Analysis examining the return on investment for the construction of three $2 million facilities on the track, which could cater to 12 guests each paying $250 a night, found there would be a limited return on investment for any operator based on the 50 per cent average annual occupancy rate for the region.
Three new high-end private developments close to the track are currently being planned.
Gene Hardy, who has run guided hikes on the track for 11 years with his company Cape to Cape Explorer Tours, said he would be fine with a new fee.
“It’s more about having infrastructure to protect areas that need it and the more areas that can stay natural the better,” he said.
Mr Hardy said there was already plenty of accommodation which could be utilised by walkers and he did not feel there was a need for the government to build more facilities.
“[The national park is] already fragmented, the last thing we need to is encroach with accommodation when there is so much accommodation,” he said.
However, Liberal Vasse MP Libby Mettam was against a new walking fee being introduced.
“From a government that promised that no new taxes would be imposed on West Australians it is unacceptable that this Tourism WA report recommends charging people to enjoy this unique attraction,” she said.
“While this fragile landscape requires investment, like Kings Park this should be available for the public to enjoy at no cost to the community.”
A Tourism WA spokeswoman said the government was considering the report’s recommendations.
“The study has flagged the track needs significant upgrades to be considered a world-class experience and recommends a master plan be developed to outline potential improvements as well as identify tourism and recreation opportunities,” she said.

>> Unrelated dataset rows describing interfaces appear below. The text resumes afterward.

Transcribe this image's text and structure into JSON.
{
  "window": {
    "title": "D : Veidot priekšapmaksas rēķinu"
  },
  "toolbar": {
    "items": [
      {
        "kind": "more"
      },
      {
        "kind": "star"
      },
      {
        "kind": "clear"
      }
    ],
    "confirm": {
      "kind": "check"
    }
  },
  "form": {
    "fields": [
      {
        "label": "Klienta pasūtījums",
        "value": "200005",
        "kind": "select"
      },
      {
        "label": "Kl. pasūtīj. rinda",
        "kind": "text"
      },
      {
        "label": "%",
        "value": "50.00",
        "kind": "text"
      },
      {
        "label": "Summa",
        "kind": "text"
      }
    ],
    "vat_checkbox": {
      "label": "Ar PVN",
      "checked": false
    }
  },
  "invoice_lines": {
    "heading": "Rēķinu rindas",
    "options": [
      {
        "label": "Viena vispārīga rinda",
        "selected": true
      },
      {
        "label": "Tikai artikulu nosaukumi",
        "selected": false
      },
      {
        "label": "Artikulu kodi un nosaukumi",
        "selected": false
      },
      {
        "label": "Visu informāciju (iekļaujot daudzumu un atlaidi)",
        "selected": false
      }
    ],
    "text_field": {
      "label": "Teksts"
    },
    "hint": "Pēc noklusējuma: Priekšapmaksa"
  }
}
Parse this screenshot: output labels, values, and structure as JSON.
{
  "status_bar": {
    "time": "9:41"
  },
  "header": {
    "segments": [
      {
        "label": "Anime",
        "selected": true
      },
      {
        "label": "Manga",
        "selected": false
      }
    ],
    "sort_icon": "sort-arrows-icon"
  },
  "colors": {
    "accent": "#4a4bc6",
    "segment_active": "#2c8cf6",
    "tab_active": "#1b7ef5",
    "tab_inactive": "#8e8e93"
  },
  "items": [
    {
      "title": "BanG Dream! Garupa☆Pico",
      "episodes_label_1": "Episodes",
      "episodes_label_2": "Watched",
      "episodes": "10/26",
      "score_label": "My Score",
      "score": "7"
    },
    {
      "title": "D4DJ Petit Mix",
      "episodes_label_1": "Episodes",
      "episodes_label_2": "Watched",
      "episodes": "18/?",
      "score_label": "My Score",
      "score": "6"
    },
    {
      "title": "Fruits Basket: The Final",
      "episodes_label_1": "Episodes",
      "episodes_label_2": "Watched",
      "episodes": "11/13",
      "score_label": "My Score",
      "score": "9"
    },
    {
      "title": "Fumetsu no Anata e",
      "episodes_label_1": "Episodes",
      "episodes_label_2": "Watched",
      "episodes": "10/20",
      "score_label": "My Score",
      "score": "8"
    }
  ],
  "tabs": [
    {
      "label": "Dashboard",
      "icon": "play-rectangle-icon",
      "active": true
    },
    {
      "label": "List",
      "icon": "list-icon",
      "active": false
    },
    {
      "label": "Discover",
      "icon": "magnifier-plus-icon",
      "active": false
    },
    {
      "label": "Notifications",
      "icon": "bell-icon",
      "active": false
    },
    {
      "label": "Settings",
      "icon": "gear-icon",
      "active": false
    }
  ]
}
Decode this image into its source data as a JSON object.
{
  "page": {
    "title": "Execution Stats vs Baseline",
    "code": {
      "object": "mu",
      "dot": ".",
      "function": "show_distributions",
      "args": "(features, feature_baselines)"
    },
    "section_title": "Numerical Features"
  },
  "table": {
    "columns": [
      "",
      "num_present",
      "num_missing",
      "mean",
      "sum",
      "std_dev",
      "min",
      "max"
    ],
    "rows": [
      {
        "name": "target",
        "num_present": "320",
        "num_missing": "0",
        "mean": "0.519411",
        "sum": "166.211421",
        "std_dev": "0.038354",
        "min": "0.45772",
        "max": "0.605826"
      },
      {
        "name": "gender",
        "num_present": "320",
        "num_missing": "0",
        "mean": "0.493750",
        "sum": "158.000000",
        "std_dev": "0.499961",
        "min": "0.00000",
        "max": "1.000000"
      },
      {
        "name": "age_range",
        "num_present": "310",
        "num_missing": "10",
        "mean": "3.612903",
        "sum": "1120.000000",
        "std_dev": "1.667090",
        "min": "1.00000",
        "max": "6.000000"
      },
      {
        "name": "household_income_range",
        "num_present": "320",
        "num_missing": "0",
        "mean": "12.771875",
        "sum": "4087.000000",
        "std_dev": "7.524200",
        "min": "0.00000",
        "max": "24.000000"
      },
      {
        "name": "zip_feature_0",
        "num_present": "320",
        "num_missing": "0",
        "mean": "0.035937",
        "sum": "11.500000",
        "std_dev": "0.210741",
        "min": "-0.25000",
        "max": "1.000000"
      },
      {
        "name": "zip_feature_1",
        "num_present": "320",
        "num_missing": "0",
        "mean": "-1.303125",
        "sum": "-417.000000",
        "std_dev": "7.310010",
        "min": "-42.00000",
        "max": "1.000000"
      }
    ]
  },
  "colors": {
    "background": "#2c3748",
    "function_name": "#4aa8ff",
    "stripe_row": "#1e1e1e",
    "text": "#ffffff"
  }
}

“We’ll work with other state government departments and interested parties to determine the next steps.”
Peter de Kruijff is a journalist with WAtoday.